By Aliyah Allen, Staff Writer
On April 26, Wednesday, Peace over Violence will run its eighteenth Denim Day campaign in honor of the victims of sexual violence.
The campaign stems from a ruling in a rape case in 1999 by the Italian Supreme Court, according to the Los Angeles Times, in which justices felt that because the victim’s jeans were tight she must have helped the rapist remove them, thereby consenting to the assault.
The following day, women in the Italian Parliament came to work wearing jeans in solidarity with the victim while holding signs that stated, “Jeans: An Alibi for Rape.” Peace Over Violence, a nonprofit organization, led by Patti Giggans, developed the Denim Day campaign as an ongoing international response to this unfairness and to promote activism against it. Peace Over Violence organized the country’s first Denim Day event in 1999.
Denim Day has turned into a national movement. According to the University of Wisconsin , “More than 2 million Americans participated in Denim Day. It’s estimated that 1 in 4 girls and 1 in 6 boys have had an unwanted or abusive sexual experience in childhood.”

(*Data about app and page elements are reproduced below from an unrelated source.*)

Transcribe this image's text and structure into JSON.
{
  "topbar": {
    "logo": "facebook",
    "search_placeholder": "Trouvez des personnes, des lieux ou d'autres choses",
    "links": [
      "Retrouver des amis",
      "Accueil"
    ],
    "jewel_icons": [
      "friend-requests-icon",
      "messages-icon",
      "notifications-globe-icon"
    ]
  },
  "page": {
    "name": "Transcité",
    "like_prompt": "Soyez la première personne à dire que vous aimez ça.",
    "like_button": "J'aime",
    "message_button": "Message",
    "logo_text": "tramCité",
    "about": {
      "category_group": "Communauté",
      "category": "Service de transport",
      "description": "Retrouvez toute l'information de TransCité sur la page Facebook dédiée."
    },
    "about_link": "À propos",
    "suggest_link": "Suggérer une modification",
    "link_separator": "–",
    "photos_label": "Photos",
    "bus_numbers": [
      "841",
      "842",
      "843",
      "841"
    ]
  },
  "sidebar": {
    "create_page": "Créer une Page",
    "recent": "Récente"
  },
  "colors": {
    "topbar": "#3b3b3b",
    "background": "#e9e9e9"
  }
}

On Denim Day students, teachers and faculty are asked to wear their jeans in protest against the silence that accompanies sexual abuse and to prevent the shaming of the victims by considering them to be accomplices in the crimes that were committed against them.
For more information and to find events and actions for this April’s Denim Day go to denimdayinfo.org.